Swiss researchers identify universal antibody that eleminates all influenza A virus types
Bellinzona – Using a novel technology, Swiss researchers for the very first time have identified an antibody that targets all of the existing 16 hemagglutinin (HA) epitopes expressed on influenza A viruses and thus provides a universal flu treatment (Science, doi: 10.1126/science.1205669). The immunologists under Antonio Lanziavecchia from the Institute for Research in Biomedicine have filed for two patents (PCT/IB/2009/007375 and PCT/US2009/051851) and in this March founded the company HuMAbs BioMed S.A. to exploit their findings. Using a novel single cell culture method for plasma cells, the researchers screened B cells from 8 patients, who had been infected with different influenza A strains.

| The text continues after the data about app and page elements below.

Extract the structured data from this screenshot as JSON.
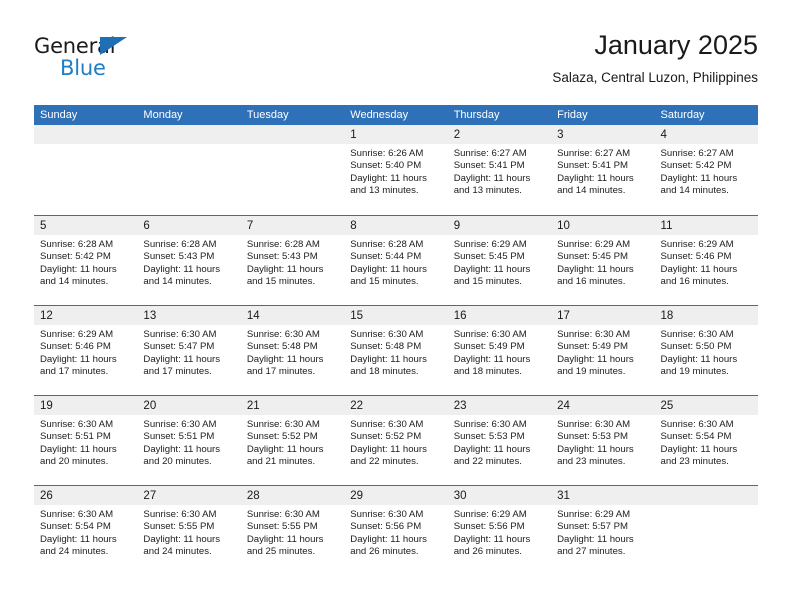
{
  "brand": {
    "name_part1": "General",
    "name_part2": "Blue",
    "accent_color": "#1f7ec4",
    "triangle_color": "#1f6fb5"
  },
  "header": {
    "title": "January 2025",
    "subtitle": "Salaza, Central Luzon, Philippines"
  },
  "theme": {
    "header_blue": "#2e71b8",
    "day_band_gray": "#efefef",
    "text_color": "#1a1a1a"
  },
  "weekdays": [
    "Sunday",
    "Monday",
    "Tuesday",
    "Wednesday",
    "Thursday",
    "Friday",
    "Saturday"
  ],
  "weeks": [
    [
      {
        "day": "",
        "sunrise": "",
        "sunset": "",
        "daylight_line1": "",
        "daylight_line2": ""
      },
      {
        "day": "",
        "sunrise": "",
        "sunset": "",
        "daylight_line1": "",
        "daylight_line2": ""
      },
      {
        "day": "",
        "sunrise": "",
        "sunset": "",
        "daylight_line1": "",
        "daylight_line2": ""
      },
      {
        "day": "1",
        "sunrise": "Sunrise: 6:26 AM",
        "sunset": "Sunset: 5:40 PM",
        "daylight_line1": "Daylight: 11 hours",
        "daylight_line2": "and 13 minutes."
      },
      {
        "day": "2",
        "sunrise": "Sunrise: 6:27 AM",
        "sunset": "Sunset: 5:41 PM",
        "daylight_line1": "Daylight: 11 hours",
        "daylight_line2": "and 13 minutes."
      },
      {
        "day": "3",
        "sunrise": "Sunrise: 6:27 AM",
        "sunset": "Sunset: 5:41 PM",
        "daylight_line1": "Daylight: 11 hours",
        "daylight_line2": "and 14 minutes."
      },
      {
        "day": "4",
        "sunrise": "Sunrise: 6:27 AM",
        "sunset": "Sunset: 5:42 PM",
        "daylight_line1": "Daylight: 11 hours",
        "daylight_line2": "and 14 minutes."
      }
    ],
    [
      {
        "day": "5",
        "sunrise": "Sunrise: 6:28 AM",
        "sunset": "Sunset: 5:42 PM",
        "daylight_line1": "Daylight: 11 hours",
        "daylight_line2": "and 14 minutes."
      },
      {
        "day": "6",
        "sunrise": "Sunrise: 6:28 AM",
        "sunset": "Sunset: 5:43 PM",
        "daylight_line1": "Daylight: 11 hours",
        "daylight_line2": "and 14 minutes."
      },
      {
        "day": "7",
        "sunrise": "Sunrise: 6:28 AM",
        "sunset": "Sunset: 5:43 PM",
        "daylight_line1": "Daylight: 11 hours",
        "daylight_line2": "and 15 minutes."
      },
      {
        "day": "8",
        "sunrise": "Sunrise: 6:28 AM",
        "sunset": "Sunset: 5:44 PM",
        "daylight_line1": "Daylight: 11 hours",
        "daylight_line2": "and 15 minutes."
      },
      {
        "day": "9",
        "sunrise": "Sunrise: 6:29 AM",
        "sunset": "Sunset: 5:45 PM",
        "daylight_line1": "Daylight: 11 hours",
        "daylight_line2": "and 15 minutes."
      },
      {
        "day": "10",
        "sunrise": "Sunrise: 6:29 AM",
        "sunset": "Sunset: 5:45 PM",
        "daylight_line1": "Daylight: 11 hours",
        "daylight_line2": "and 16 minutes."
      },
      {
        "day": "11",
        "sunrise": "Sunrise: 6:29 AM",
        "sunset": "Sunset: 5:46 PM",
        "daylight_line1": "Daylight: 11 hours",
        "daylight_line2": "and 16 minutes."
      }
    ],
    [
      {
        "day": "12",
        "sunrise": "Sunrise: 6:29 AM",
        "sunset": "Sunset: 5:46 PM",
        "daylight_line1": "Daylight: 11 hours",
        "daylight_line2": "and 17 minutes."
      },
      {
        "day": "13",
        "sunrise": "Sunrise: 6:30 AM",
        "sunset": "Sunset: 5:47 PM",
        "daylight_line1": "Daylight: 11 hours",
        "daylight_line2": "and 17 minutes."
      },
      {
        "day": "14",
        "sunrise": "Sunrise: 6:30 AM",
        "sunset": "Sunset: 5:48 PM",
        "daylight_line1": "Daylight: 11 hours",
        "daylight_line2": "and 17 minutes."
      },
      {
        "day": "15",
        "sunrise": "Sunrise: 6:30 AM",
        "sunset": "Sunset: 5:48 PM",
        "daylight_line1": "Daylight: 11 hours",
        "daylight_line2": "and 18 minutes."
      },
      {
        "day": "16",
        "sunrise": "Sunrise: 6:30 AM",
        "sunset": "Sunset: 5:49 PM",
        "daylight_line1": "Daylight: 11 hours",
        "daylight_line2": "and 18 minutes."
      },
      {
        "day": "17",
        "sunrise": "Sunrise: 6:30 AM",
        "sunset": "Sunset: 5:49 PM",
        "daylight_line1": "Daylight: 11 hours",
        "daylight_line2": "and 19 minutes."
      },
      {
        "day": "18",
        "sunrise": "Sunrise: 6:30 AM",
        "sunset": "Sunset: 5:50 PM",
        "daylight_line1": "Daylight: 11 hours",
        "daylight_line2": "and 19 minutes."
      }
    ],
    [
      {
        "day": "19",
        "sunrise": "Sunrise: 6:30 AM",
        "sunset": "Sunset: 5:51 PM",
        "daylight_line1": "Daylight: 11 hours",
        "daylight_line2": "and 20 minutes."
      },
      {
        "day": "20",
        "sunrise": "Sunrise: 6:30 AM",
        "sunset": "Sunset: 5:51 PM",
        "daylight_line1": "Daylight: 11 hours",
        "daylight_line2": "and 20 minutes."
      },
      {
        "day": "21",
        "sunrise": "Sunrise: 6:30 AM",
        "sunset": "Sunset: 5:52 PM",
        "daylight_line1": "Daylight: 11 hours",
        "daylight_line2": "and 21 minutes."
      },
      {
        "day": "22",
        "sunrise": "Sunrise: 6:30 AM",
        "sunset": "Sunset: 5:52 PM",
        "daylight_line1": "Daylight: 11 hours",
        "daylight_line2": "and 22 minutes."
      },
      {
        "day": "23",
        "sunrise": "Sunrise: 6:30 AM",
        "sunset": "Sunset: 5:53 PM",
        "daylight_line1": "Daylight: 11 hours",
        "daylight_line2": "and 22 minutes."
      },
      {
        "day": "24",
        "sunrise": "Sunrise: 6:30 AM",
        "sunset": "Sunset: 5:53 PM",
        "daylight_line1": "Daylight: 11 hours",
        "daylight_line2": "and 23 minutes."
      },
      {
        "day": "25",
        "sunrise": "Sunrise: 6:30 AM",
        "sunset": "Sunset: 5:54 PM",
        "daylight_line1": "Daylight: 11 hours",
        "daylight_line2": "and 23 minutes."
      }
    ],
    [
      {
        "day": "26",
        "sunrise": "Sunrise: 6:30 AM",
        "sunset": "Sunset: 5:54 PM",
        "daylight_line1": "Daylight: 11 hours",
        "daylight_line2": "and 24 minutes."
      },
      {
        "day": "27",
        "sunrise": "Sunrise: 6:30 AM",
        "sunset": "Sunset: 5:55 PM",
        "daylight_line1": "Daylight: 11 hours",
        "daylight_line2": "and 24 minutes."
      },
      {
        "day": "28",
        "sunrise": "Sunrise: 6:30 AM",
        "sunset": "Sunset: 5:55 PM",
        "daylight_line1": "Daylight: 11 hours",
        "daylight_line2": "and 25 minutes."
      },
      {
        "day": "29",
        "sunrise": "Sunrise: 6:30 AM",
        "sunset": "Sunset: 5:56 PM",
        "daylight_line1": "Daylight: 11 hours",
        "daylight_line2": "and 26 minutes."
      },
      {
        "day": "30",
        "sunrise": "Sunrise: 6:29 AM",
        "sunset": "Sunset: 5:56 PM",
        "daylight_line1": "Daylight: 11 hours",
        "daylight_line2": "and 26 minutes."
      },
      {
        "day": "31",
        "sunrise": "Sunrise: 6:29 AM",
        "sunset": "Sunset: 5:57 PM",
        "daylight_line1": "Daylight: 11 hours",
        "daylight_line2": "and 27 minutes."
      },
      {
        "day": "",
        "sunrise": "",
        "sunset": "",
        "daylight_line1": "",
        "daylight_line2": ""
      }
    ]
  ]
}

After having screened more than 100.000 plasma cells they found the FI6 antibody that conferred protection to mice and ferrets from infections with flu viruses independently from which HA type was expressed at its surface. Structural analyses revealed that the antibody acted through binding and stabilisation of a conserved HA epitope in the F subdomain. The new screening technique for such rare antibodies is based on IL-6 supported stabilisation of human plasma cells and subsequent high throughput binding assays. According to Lanziaveccia, the antibody could pave the way for the development of a universal vaccine, which mimicks the effect of F16, against influenza A viruses – the bugs behind swine flu, bird flu and winter flu. According to Lanziavecchia, in humans reduction of the viral load by 10% could help stop people getting sick. Up to now, all major flu outbreaks were causes by viruses belonging to the influenza A class, which show higher variability in their hemagglutinin and neuraminidase surface antigens than influenza B viruses.